Although Oman is a relatively small oil producer, oil revenues support 69% of government expenditures. The government owns 60% of Petroleum Development (Oman) Ltd. (PDO), the main oil company. Higher oil prices in 1997 and a 5% cut in capital spending produced a budget deficit of only $47 million, a substantial improvement over 1996. With the fall in global oil prices in 1998, however, the government's budget fell deeply into deficit, and had to be financed by loans and by drawing down the State General Reserve Fund. In anticipation of still further drops in the price of oil, the government increased a number of taxes and imposed spending cuts of between 5 and 10% on most government ministries.

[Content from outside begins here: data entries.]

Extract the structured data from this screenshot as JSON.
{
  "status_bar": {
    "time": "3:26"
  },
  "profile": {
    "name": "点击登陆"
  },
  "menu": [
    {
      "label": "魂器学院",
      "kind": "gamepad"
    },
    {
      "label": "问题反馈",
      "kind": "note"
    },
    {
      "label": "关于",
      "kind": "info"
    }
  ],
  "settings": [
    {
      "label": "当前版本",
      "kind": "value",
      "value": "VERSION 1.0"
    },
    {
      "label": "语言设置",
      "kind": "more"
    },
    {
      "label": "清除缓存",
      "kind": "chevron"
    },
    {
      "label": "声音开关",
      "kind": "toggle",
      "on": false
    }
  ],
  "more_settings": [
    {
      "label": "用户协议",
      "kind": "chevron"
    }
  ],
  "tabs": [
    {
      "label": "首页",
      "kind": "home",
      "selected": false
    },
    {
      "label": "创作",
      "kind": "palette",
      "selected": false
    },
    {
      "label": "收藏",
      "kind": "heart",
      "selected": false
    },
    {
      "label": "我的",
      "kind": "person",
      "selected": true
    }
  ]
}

The US Central Intelligence Agency (CIA) estimates that in 2000 Oman's central government took in revenues of approximately $9.2 billion and had expenditures of $6.9 billion. Overall, the government registered a surplus of approximately $2.3 billion. External debt totaled $5.3 billion.
The following table shows an itemized breakdown of government revenues and expenditures. The percentages were calculated from data reported by the International Monetary Fund. The dollar amounts (millions) are based on the CIA estimates provided above.

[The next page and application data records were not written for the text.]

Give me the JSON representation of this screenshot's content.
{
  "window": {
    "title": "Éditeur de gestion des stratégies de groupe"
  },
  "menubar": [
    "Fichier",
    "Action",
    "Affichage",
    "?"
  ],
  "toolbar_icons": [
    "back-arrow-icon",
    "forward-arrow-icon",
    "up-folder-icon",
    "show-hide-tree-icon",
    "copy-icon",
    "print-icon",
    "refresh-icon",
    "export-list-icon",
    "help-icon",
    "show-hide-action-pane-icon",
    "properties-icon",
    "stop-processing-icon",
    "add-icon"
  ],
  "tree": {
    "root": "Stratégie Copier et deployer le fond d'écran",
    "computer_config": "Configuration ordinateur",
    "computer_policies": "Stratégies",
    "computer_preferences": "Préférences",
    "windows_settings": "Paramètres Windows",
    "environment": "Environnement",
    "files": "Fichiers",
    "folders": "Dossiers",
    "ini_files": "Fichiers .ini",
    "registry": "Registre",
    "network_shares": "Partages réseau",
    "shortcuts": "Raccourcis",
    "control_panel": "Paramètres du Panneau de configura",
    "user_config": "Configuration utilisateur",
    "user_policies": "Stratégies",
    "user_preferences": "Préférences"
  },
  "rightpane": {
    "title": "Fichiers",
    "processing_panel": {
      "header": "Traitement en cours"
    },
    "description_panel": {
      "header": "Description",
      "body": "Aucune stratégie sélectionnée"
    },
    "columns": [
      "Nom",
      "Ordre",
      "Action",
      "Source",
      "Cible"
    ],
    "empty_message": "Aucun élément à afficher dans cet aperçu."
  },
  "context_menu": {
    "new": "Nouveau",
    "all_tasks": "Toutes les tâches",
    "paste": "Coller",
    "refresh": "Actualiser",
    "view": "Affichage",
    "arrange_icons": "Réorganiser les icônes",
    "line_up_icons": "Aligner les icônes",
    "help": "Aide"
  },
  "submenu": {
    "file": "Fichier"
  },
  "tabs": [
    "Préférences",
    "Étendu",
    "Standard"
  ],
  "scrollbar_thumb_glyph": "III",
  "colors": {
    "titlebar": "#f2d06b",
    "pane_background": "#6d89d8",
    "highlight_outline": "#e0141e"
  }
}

|REVENUE AND GRANTS||100.0%||9,200|
|General public services||9.1%||631|
|Public order and safety||5.9%||407|
|Housing and community amenities||6.4%||440|
|Recreation, cultural, and religious affairs||1.8%||123|
|Economic affairs and services||9.2%||634|